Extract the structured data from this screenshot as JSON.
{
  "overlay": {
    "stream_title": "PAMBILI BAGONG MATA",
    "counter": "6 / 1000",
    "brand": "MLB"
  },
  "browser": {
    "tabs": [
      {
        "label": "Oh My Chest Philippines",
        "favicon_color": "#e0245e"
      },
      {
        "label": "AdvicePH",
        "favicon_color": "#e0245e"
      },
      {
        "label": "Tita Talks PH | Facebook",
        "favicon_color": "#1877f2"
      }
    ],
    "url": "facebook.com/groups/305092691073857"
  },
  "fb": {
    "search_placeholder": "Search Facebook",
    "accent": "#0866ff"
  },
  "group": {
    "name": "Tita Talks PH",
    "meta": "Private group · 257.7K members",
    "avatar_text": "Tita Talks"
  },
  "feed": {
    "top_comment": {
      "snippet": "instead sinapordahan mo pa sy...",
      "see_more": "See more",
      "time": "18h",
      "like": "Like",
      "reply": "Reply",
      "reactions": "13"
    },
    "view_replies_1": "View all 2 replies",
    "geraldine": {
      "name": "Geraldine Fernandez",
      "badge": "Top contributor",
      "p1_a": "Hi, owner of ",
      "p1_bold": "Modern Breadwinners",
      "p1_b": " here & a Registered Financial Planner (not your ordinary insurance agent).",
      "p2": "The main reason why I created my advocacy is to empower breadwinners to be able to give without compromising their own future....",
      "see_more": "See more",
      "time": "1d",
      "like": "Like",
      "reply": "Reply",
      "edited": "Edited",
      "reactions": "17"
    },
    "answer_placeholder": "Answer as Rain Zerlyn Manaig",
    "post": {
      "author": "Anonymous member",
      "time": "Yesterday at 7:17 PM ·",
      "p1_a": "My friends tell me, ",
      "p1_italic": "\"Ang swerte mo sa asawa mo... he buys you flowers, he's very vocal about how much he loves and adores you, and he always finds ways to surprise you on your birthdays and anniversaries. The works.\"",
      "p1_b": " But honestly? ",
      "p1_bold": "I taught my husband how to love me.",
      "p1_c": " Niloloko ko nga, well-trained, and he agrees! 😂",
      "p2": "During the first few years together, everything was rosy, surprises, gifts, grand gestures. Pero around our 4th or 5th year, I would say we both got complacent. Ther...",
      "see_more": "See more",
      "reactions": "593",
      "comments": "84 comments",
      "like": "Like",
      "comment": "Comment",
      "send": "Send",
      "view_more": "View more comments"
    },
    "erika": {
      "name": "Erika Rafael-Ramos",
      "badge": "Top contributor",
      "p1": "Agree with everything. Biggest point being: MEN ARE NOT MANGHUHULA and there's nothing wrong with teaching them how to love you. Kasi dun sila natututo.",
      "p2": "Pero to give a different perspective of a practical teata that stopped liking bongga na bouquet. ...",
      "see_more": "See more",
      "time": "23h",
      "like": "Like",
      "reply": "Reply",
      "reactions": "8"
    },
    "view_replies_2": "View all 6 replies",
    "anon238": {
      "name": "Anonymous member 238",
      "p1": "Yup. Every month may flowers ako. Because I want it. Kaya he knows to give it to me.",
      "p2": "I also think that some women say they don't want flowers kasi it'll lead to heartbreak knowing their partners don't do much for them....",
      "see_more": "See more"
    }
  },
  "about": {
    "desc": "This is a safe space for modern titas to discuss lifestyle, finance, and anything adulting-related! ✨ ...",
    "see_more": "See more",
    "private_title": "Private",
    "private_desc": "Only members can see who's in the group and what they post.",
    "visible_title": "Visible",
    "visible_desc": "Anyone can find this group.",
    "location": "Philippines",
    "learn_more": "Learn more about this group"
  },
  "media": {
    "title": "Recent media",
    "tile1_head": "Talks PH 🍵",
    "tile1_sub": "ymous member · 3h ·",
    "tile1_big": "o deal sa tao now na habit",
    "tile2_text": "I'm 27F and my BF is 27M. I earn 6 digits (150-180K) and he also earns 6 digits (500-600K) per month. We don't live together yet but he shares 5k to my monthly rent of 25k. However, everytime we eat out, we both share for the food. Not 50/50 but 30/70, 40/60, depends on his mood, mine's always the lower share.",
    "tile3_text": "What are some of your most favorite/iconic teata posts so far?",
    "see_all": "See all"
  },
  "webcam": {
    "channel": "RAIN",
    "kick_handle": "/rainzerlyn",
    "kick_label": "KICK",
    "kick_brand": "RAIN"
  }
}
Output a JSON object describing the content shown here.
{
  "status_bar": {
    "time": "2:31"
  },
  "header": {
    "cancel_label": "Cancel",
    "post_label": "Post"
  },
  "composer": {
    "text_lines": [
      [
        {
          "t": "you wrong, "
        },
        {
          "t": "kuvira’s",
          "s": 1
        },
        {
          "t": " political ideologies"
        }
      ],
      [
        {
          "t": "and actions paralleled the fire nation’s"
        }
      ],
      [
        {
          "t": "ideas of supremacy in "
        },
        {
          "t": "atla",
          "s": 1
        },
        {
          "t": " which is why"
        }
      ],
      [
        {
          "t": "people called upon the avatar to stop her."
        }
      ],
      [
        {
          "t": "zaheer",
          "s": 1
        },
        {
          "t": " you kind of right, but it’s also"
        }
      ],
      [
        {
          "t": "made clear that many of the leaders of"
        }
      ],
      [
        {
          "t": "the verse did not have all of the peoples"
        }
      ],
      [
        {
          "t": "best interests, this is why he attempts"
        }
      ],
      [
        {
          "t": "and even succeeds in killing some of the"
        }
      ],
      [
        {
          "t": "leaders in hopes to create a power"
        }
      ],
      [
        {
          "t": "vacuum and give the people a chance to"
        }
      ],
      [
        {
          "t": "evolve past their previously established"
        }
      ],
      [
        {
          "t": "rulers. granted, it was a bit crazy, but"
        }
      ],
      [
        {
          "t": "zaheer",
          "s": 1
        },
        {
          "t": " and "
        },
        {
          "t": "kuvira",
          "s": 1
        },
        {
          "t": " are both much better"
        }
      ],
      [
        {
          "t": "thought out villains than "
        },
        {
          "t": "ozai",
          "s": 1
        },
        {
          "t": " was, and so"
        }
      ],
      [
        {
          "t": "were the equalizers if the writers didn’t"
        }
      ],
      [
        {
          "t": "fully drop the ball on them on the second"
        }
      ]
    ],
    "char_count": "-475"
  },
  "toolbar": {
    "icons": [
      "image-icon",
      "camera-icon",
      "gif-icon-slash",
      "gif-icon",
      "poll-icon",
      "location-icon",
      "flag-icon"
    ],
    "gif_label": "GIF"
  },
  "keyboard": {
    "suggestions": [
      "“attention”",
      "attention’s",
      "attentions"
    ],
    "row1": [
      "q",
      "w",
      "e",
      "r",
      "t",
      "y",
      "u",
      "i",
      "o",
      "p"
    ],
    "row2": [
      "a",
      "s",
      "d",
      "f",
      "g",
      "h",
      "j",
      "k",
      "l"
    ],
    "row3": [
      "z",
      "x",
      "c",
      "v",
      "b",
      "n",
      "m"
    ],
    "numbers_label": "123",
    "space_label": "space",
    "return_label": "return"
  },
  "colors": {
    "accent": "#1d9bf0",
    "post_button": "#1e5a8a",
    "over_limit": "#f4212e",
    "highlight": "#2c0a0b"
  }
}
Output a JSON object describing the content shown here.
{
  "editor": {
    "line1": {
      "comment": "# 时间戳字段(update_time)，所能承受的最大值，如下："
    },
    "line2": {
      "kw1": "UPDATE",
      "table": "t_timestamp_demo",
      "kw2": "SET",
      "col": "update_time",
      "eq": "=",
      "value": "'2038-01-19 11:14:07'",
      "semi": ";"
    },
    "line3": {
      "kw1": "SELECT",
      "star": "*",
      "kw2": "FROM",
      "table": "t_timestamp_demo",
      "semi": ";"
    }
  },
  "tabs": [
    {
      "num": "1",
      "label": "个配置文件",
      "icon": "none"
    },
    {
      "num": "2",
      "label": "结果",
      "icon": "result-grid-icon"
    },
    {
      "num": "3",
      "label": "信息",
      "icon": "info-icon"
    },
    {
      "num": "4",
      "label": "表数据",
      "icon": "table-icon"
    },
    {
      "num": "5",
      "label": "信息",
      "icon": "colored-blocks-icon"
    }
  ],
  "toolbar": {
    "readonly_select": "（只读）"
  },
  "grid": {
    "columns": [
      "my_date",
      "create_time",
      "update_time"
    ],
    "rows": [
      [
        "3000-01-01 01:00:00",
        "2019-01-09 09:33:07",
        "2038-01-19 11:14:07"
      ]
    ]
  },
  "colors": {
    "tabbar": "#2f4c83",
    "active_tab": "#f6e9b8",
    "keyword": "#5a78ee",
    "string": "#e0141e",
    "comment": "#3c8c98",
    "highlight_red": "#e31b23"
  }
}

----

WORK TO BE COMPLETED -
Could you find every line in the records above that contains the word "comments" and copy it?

OUTPUT -
      "comments": "84 comments",
      "view_more": "View more comments"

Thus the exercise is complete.